Ultimately, if there is a genetic basis for belief, then such a tendency would be heritable.
Biologists now recognize that inheritance involves not only the transmission of genetic information (in the form of DNA sequences) from one generation to the next, but also the transmission of chemical modifications to the DNA (called epigenetic programming.)1
These modifications impact gene expression. (Gene expression refers to the overall gene activity of the cells making up a specific tissue, organ, etc. Gene expression can be thought of as an inventory of the genes that are “turned on”—directing the production of proteins—and the genes that are “turned off.” Gene expression also describes the quantity of different proteins produced as a result of gene activity.)

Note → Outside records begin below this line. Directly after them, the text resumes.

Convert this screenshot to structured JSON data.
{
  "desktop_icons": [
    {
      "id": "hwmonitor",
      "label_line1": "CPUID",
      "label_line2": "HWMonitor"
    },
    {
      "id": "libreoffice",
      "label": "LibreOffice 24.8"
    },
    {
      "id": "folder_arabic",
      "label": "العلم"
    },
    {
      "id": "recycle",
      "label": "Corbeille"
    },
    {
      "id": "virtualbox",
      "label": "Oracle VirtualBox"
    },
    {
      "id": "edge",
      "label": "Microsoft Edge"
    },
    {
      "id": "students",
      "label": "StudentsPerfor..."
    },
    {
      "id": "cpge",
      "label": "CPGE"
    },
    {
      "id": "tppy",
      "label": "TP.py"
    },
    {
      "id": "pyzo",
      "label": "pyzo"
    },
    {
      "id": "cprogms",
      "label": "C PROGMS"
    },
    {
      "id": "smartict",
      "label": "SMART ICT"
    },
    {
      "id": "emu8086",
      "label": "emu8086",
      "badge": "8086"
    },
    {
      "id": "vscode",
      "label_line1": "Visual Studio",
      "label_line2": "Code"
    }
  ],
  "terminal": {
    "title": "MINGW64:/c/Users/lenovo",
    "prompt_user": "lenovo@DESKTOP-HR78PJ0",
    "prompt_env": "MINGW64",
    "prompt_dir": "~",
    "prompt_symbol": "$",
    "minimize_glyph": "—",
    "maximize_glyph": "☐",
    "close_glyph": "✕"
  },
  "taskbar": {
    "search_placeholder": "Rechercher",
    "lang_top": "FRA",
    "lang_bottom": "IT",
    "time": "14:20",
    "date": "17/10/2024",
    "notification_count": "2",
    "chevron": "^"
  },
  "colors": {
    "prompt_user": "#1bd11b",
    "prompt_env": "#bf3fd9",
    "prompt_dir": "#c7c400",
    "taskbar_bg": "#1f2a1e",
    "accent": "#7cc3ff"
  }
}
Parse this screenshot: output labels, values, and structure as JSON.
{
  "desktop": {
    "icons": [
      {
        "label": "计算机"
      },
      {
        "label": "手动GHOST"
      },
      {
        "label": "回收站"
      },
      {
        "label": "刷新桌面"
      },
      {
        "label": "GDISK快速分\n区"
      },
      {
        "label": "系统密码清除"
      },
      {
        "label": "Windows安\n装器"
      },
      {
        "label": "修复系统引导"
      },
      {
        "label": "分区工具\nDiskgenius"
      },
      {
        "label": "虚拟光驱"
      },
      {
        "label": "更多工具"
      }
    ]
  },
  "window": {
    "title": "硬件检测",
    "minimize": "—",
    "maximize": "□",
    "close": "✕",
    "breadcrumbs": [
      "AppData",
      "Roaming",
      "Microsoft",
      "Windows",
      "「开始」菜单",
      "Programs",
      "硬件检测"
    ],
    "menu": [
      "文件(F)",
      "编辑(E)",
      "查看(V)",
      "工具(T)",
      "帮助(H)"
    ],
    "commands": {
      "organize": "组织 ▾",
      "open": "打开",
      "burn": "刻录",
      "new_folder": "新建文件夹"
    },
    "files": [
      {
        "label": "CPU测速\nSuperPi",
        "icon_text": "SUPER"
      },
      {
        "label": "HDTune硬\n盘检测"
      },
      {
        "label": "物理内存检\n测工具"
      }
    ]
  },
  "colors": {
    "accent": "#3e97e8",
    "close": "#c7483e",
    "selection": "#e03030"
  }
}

Environmental factors can alter the epigenetic modifications to DNA, and hence, influence gene expression pattern. Some recent work indicates that the behavior of parents also has an effect on the epigenetic modifications of offspring. One interesting study in rats demonstrated this phenomenon. The amount of pup licking/grooming and arched-back nursing by the mother during the first week of her pups’ lives correlated with the epigenetic patterning and expression of a glucocorticoid receptor gene in the hippocampus of the pups.2 This epigenetic profile in the baby rats persisted into adulthood. The researchers also observed that these effects could be reversed if the pups were fostered by a mother that either licked the pups to a greater or lesser extent.
These results are intriguing in light of the question, “Do beliefs somehow become mapped into our bio-structure and then passed on to our children?” Although there is no indication of this yet, could it be that what we are taught as children is so profound it alters epigenetic profiles in the brain, that are then, in turn, passed along to offspring? It seems such a genetic inheritance is at least possible based on the rat studies.
Could these provocative implications provide a biological explanation for passages like Exodus 20:5? Epigenetic patterning may well be the means by which God punishes several generations of children for the sins of their fathers and blesses thousands of generations of children for parental faithfulness.
The reversibility of epigenetic patterning could also provide the biological rationale for passages like Ezekiel 18:14–17:
But suppose this son has a son who sees all the sins his father commits, and though he sees them, he does not do such things:
He does not eat at the mountain shrines or look to the idols of the house of Israel.
He does not defile his neighbor’s wife.
He does not oppress anyone or require a pledge for a loan.
He does not commit robbery but gives his food to the hungry and provides clothing for the naked.
He withholds his hand from sin and takes no usury or excessive interest.
He keeps my laws and follows my decrees.
He will not die for his father’s sin; he will surely live.
1. Eva Jablonka and Gal Raz, “Transgenerational Epigenetic Inheritance: Prevalence, Mechanisms, and Implications for Heredity and Evolution,” Quarterly Review of Biology 84 (2009): 131–76.
2. Ian C. G. Weaver, “Epigenetic Programming by Maternal Behavior and Pharmacological Intervention,” Epigenetics 2 (2007): 22–28; Moshe Szyf et al., “Maternal Programming of Steroid Receptor Expression and Phenotype through DNA Methylation in the Rat,” Frontiers in Neuroendocrinology 26 (2005): 139–62.